Your task ->
Every line of the entries that holds the word "title" is to be copied.

Entries supplied ->
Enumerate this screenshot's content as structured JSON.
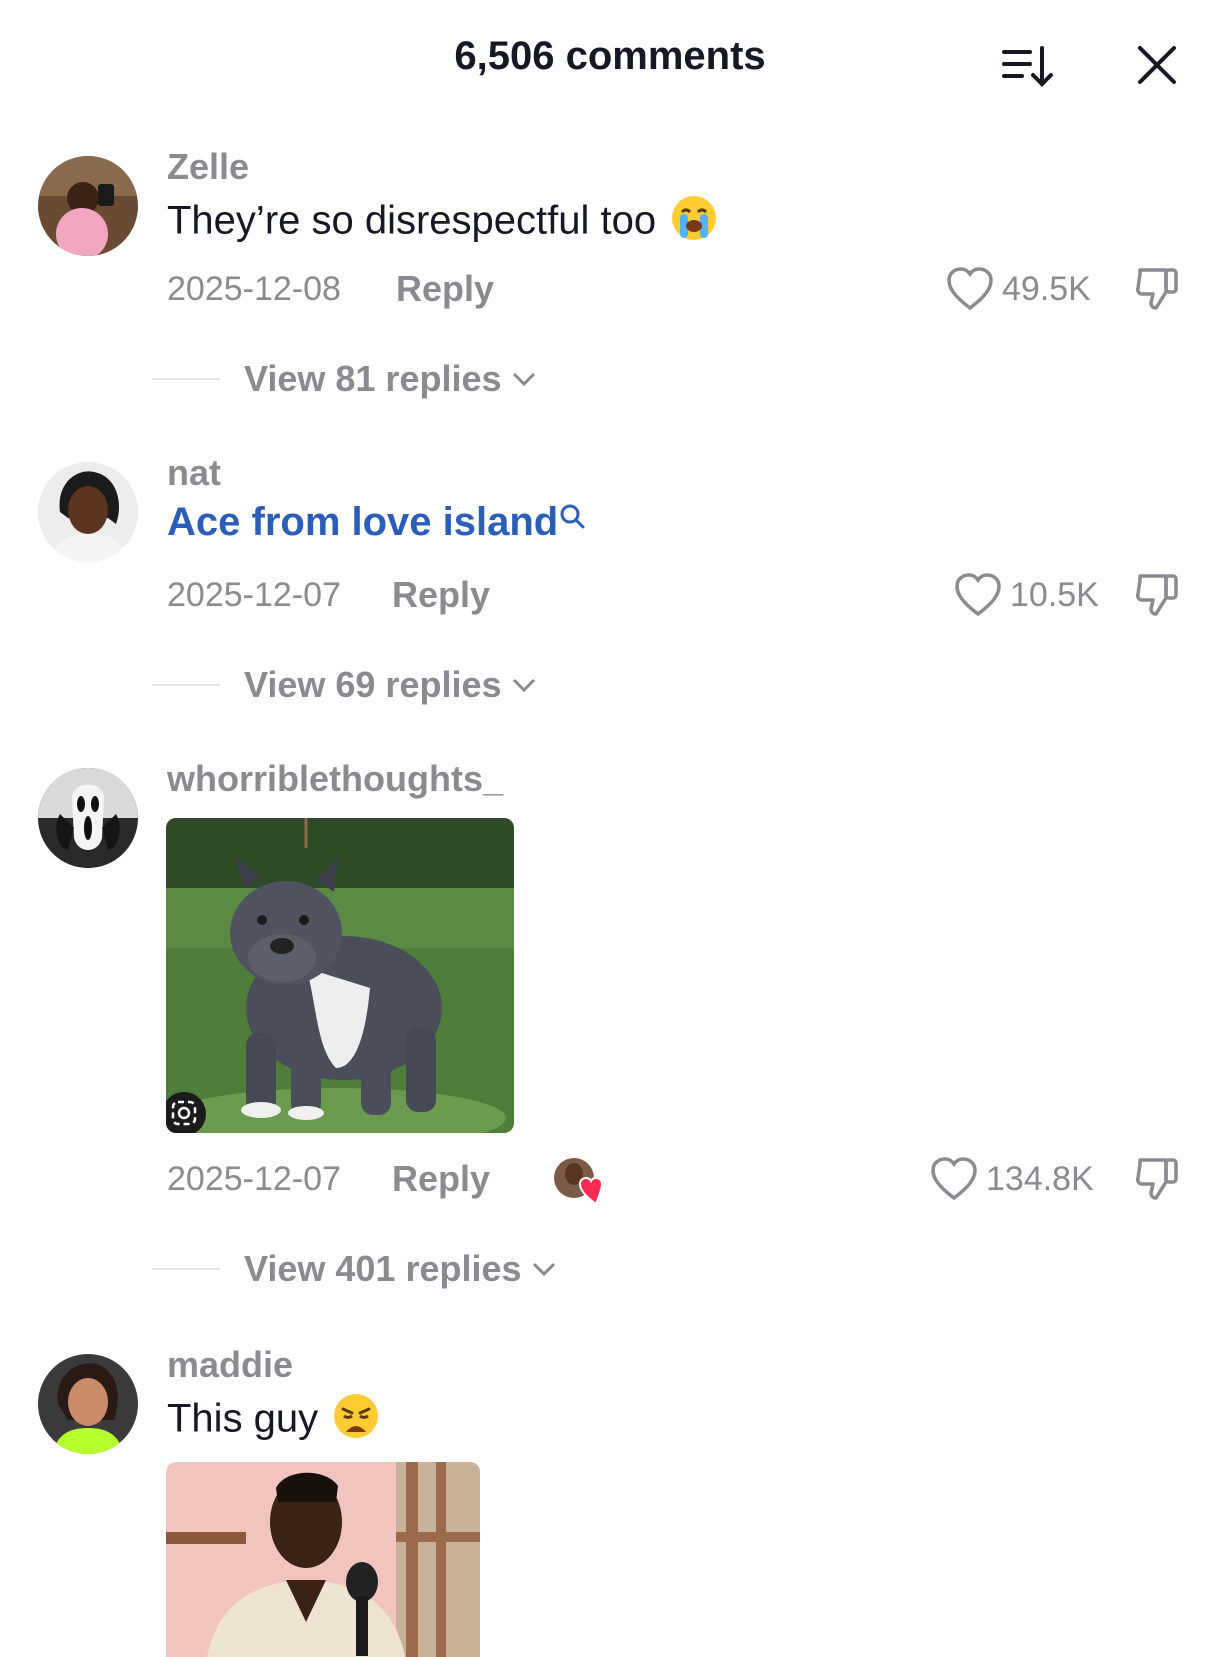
{
  "header": {
    "title": "6,506 comments"
  },
  "comments": [
    {
      "username": "Zelle",
      "text": "They’re so disrespectful too",
      "emoji": "crying-face",
      "date": "2025-12-08",
      "reply_label": "Reply",
      "likes": "49.5K",
      "view_replies": "View 81 replies"
    },
    {
      "username": "nat",
      "text": "Ace from love island",
      "date": "2025-12-07",
      "reply_label": "Reply",
      "likes": "10.5K",
      "view_replies": "View 69 replies"
    },
    {
      "username": "whorriblethoughts_",
      "date": "2025-12-07",
      "reply_label": "Reply",
      "likes": "134.8K",
      "view_replies": "View 401 replies"
    },
    {
      "username": "maddie",
      "text": "This guy",
      "emoji": "weary-face"
    }
  ],
  "colors": {
    "link": "#2b5db9",
    "muted": "#8a8b91",
    "text": "#161823",
    "heart_badge": "#fe2c55"
  }
}
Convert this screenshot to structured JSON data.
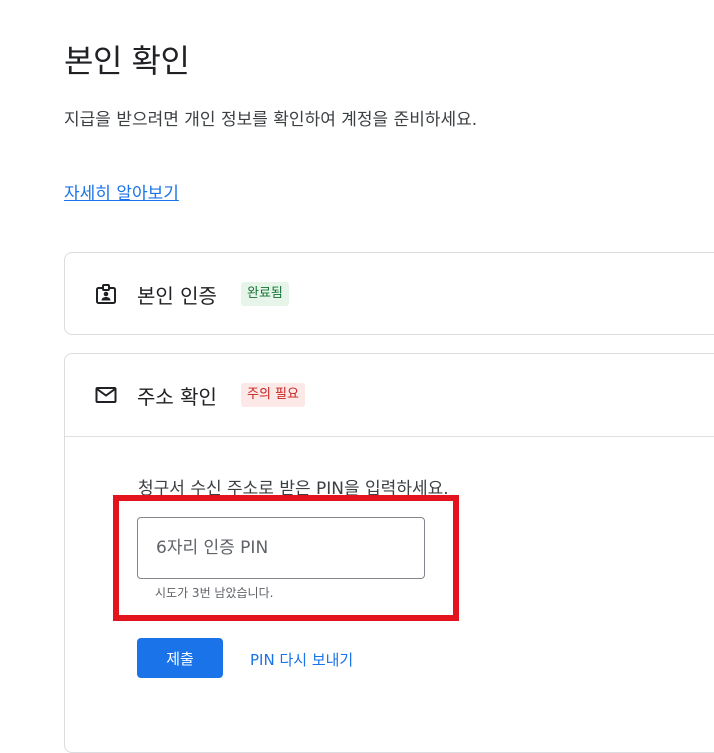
{
  "page": {
    "title": "본인 확인",
    "intro": "지급을 받으려면 개인 정보를 확인하여 계정을 준비하세요.",
    "learn_more": "자세히 알아보기"
  },
  "identity_card": {
    "icon": "id-badge-icon",
    "title": "본인 인증",
    "badge": "완료됨",
    "badge_color": "#137333"
  },
  "address_card": {
    "icon": "mail-icon",
    "title": "주소 확인",
    "badge": "주의 필요",
    "badge_color": "#c5221f",
    "instruction": "청구서 수신 주소로 받은 PIN을 입력하세요.",
    "pin_placeholder": "6자리 인증 PIN",
    "pin_value": "",
    "attempts_text": "시도가 3번 남았습니다.",
    "submit_label": "제출",
    "resend_label": "PIN 다시 보내기"
  },
  "colors": {
    "accent": "#1a73e8",
    "highlight": "#e3141d"
  }
}
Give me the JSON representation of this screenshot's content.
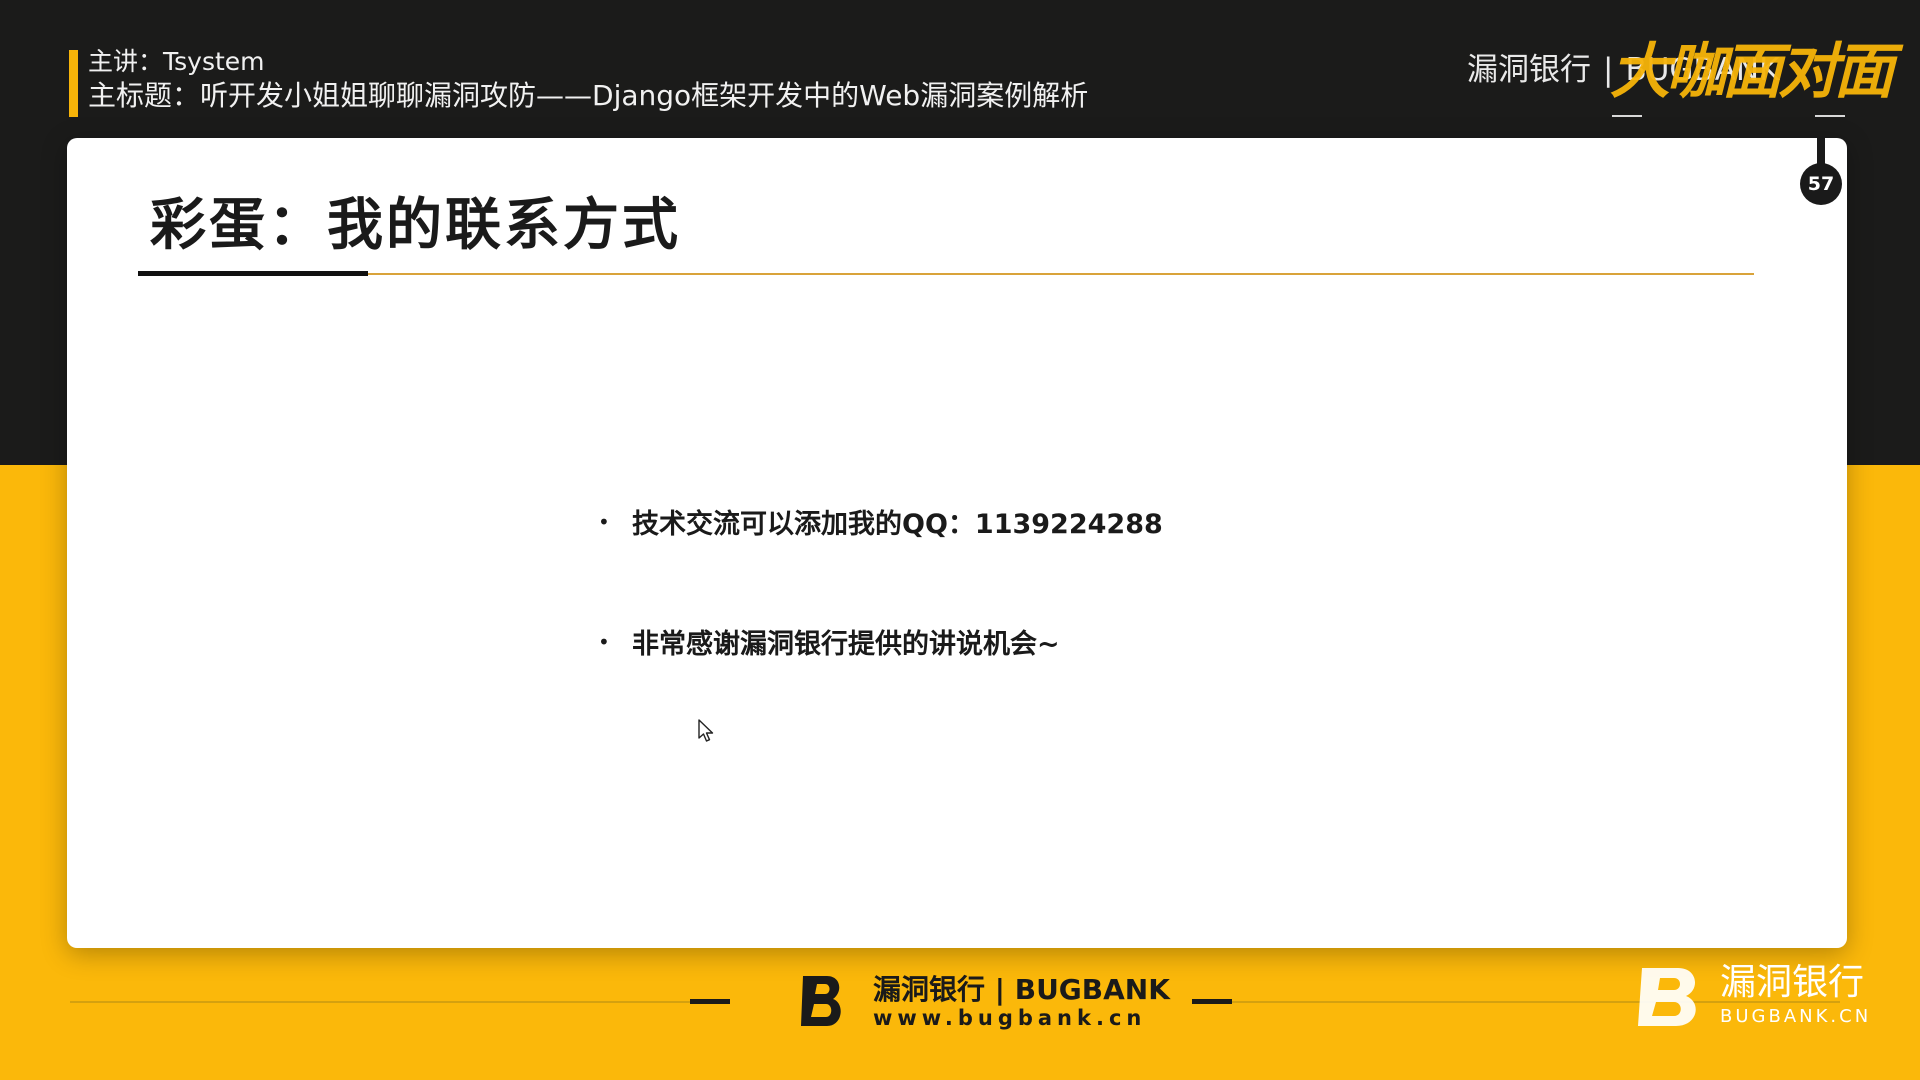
{
  "header": {
    "speaker": "主讲：Tsystem",
    "topic": "主标题：听开发小姐姐聊聊漏洞攻防——Django框架开发中的Web漏洞案例解析"
  },
  "brand_top": {
    "name": "漏洞银行",
    "separator": "|",
    "name_en": "BUGBANK",
    "live_badge": "大咖面对面"
  },
  "slide": {
    "title": "彩蛋：我的联系方式",
    "page_number": "57",
    "bullets": [
      {
        "dot": "•",
        "text": "技术交流可以添加我的QQ：1139224288"
      },
      {
        "dot": "•",
        "text": "非常感谢漏洞银行提供的讲说机会~"
      }
    ]
  },
  "footer": {
    "brand": "漏洞银行 | BUGBANK",
    "url": "www.bugbank.cn"
  },
  "corner_logo": {
    "brand": "漏洞银行",
    "sub": "BUGBANK.CN"
  },
  "colors": {
    "dark": "#1b1b1a",
    "yellow": "#fbb80a",
    "accent": "#f7b409",
    "rule": "#d9a33a"
  }
}
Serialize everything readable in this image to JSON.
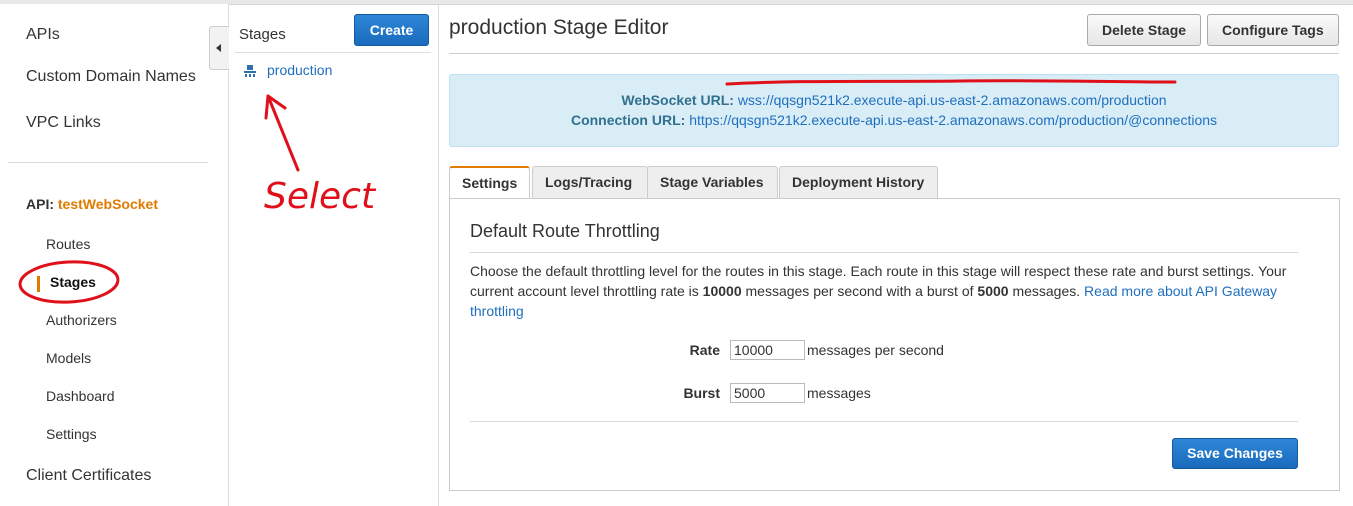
{
  "nav": {
    "top_items": [
      "APIs",
      "Custom Domain Names",
      "VPC Links"
    ],
    "api_prefix": "API:",
    "api_name": "testWebSocket",
    "sub_items": [
      "Routes",
      "Stages",
      "Authorizers",
      "Models",
      "Dashboard",
      "Settings"
    ],
    "active_item": "Stages",
    "bottom_item": "Client Certificates"
  },
  "stages": {
    "title": "Stages",
    "create_label": "Create",
    "items": [
      "production"
    ],
    "selected": "production"
  },
  "main": {
    "title": "production Stage Editor",
    "delete_label": "Delete Stage",
    "tags_label": "Configure Tags",
    "websocket_label": "WebSocket URL:",
    "websocket_url": "wss://qqsgn521k2.execute-api.us-east-2.amazonaws.com/production",
    "connection_label": "Connection URL:",
    "connection_url": "https://qqsgn521k2.execute-api.us-east-2.amazonaws.com/production/@connections",
    "tabs": [
      "Settings",
      "Logs/Tracing",
      "Stage Variables",
      "Deployment History"
    ],
    "active_tab": "Settings"
  },
  "throttling": {
    "title": "Default Route Throttling",
    "desc_1": "Choose the default throttling level for the routes in this stage. Each route in this stage will respect these rate and burst settings. Your current account level throttling rate is ",
    "rate_bold": "10000",
    "desc_2": " messages per second with a burst of ",
    "burst_bold": "5000",
    "desc_3": " messages. ",
    "link_text": "Read more about API Gateway throttling",
    "rate_label": "Rate",
    "rate_value": "10000",
    "rate_unit": "messages per second",
    "burst_label": "Burst",
    "burst_value": "5000",
    "burst_unit": "messages",
    "save_label": "Save Changes"
  },
  "annotation": {
    "text": "Select",
    "color": "#e0101a"
  }
}
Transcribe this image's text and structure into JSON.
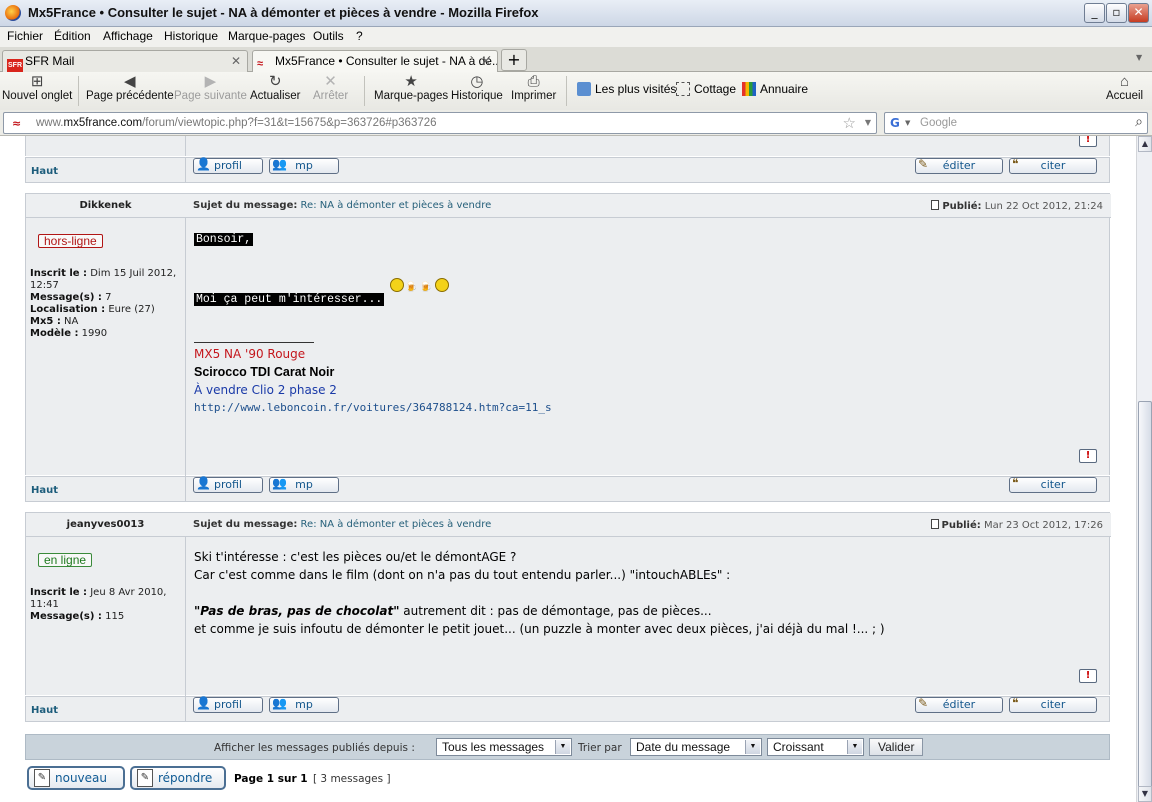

Exercise output ->
    "title": "6,506 comments"
    "title": "본인 확인",
    "title": "본인 인증",
    "title": "주소 확인",
    "title": "彩蛋：我的联系方式",
    "title": "Stages",
    "title": "production Stage Editor",
    "title": "Default Route Throttling",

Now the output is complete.